Bulletin of Volcanology

, Volume 56, Issue 8, pp 640–659

Eruption and emplacement of a basaltic welded ignimbrite during caldera formation on Gran Canaria

  • A. Freundt
  • H. -U. Schmincke
Original Paper

DOI: 10.1007/BF00301468

Cite this article as:
Freundt, A. & Schmincke, H.U. Bull Volcanol (1995) 56: 640. doi:10.1007/BF00301468


The 14.1 Ma old composite ignimbrite cooling unit P1 (45 km3) on Gran Canaria comprises a lower mixed rhyolite-trachyte tuff, a central rhyolite-basalt mixed tuff, and a slightly rhyolite-contaminated basaltic tuff at the top. The basaltic tuff is compositionally zoned with (a) an upward change in basalt composition to higher MgO content (4.3–5.2 wt.%), (b) variably admixed rhyolite or trachyte (commonly <5 wt.%), and (c) an upward increasing abundance of basaltic and plutonic lithic fragments and cognate cumulate fragments. The basaltic tuff is divided into three structural units: (I) the welded basaltic ignimbrite, which forms the thickest part (c. 95 vol.%) and is the main subject of the present paper; (II) poorly consolidated massive, bomb- and block-rich beds interpreted as phreatomagmatic pyroclastic flow deposits; and (III) various facies of reworked basaltic tuff. Tuff unit I is a basaltic ignimbrite rather than a lava flow because of the absence of top and bottom breccias, radial sheet-like distribution around the central Tejeda caldera, thickening in valleys but also covering higher ground, and local erosion of the underlying P1 ash. A gradual transition from dense rock in the interior to ash at the top of the basaltic ignimbrite reflects a decrease in welding; the shape of the welding profile is typical for emplacement temperatures well above the minimum welding temperature. A similar transition occurs at the base where the ignimbrite was emplaced on cold ground in distal sections. In proximal sections the base is dense where it was emplaced on hot felsic P1 tuff. The intensity of welding, especially at the base, and the presence of spherical particles and of mantled and composite particles formed by accretion and coalescence in a viscous state imply that the flow was a suspension of hot magma droplets. The flow most likely had to be density stratified and highly turbulent to prevent massive coalescence and collapse. Model calculations suggest eruption through low pyroclastic fountains (<1000 m high) with limited cooling during eruption and turbulent flow from an initial temperature of 1160°C. The large volume of 26 km3 of erupted basalt compared with only 16 km3 of the evolved P1 magmas, and the extremely high discharge rates inferred from model calculations are unusual for a basaltic eruption. It is suggested that the basaltic magma was erupted and emplaced in a fashion commonly only attributed to felsic magmas because it utilized the felsic P1 magma chamber and its ring-fissure conduits. Evolution of the entire P1 eruption was controlled by withdrawal dynamics involving magmas differing in viscosity by more than four orders of magnitude. The basaltic eruption phase was initially driven by buoyancy of the basaltic magma at chamber depth and continued degassing of felsic magma, but most of the large volume of basalt magma was driven out of the reservoir by subsidence of a c. 10 km diameter roof block, which followed a decrease in magma chamber pressure during low viscosity basaltic outflow.
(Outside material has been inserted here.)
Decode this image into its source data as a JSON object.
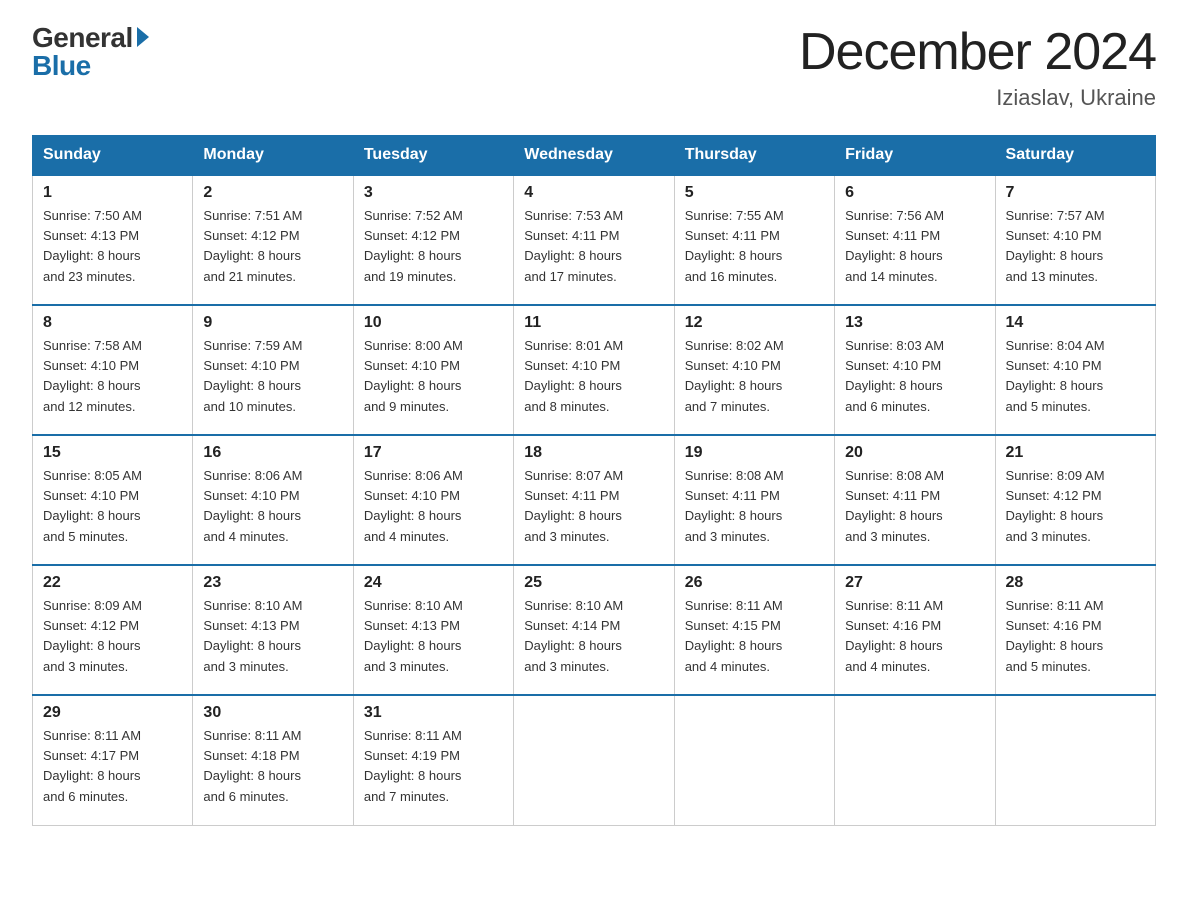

Key words

Basaltic ignimbriteLava-drop coalescenceWeldingPyroclastic fountainCaldera collapseGran Canaria

Copyright information

© Springer-Verlag 1995

Authors and Affiliations

  • A. Freundt
    • 1
  • H. -U. Schmincke
    • 1
  1. 1.Abt. Vulkanologie und Petrologie, GEOMARKielGermany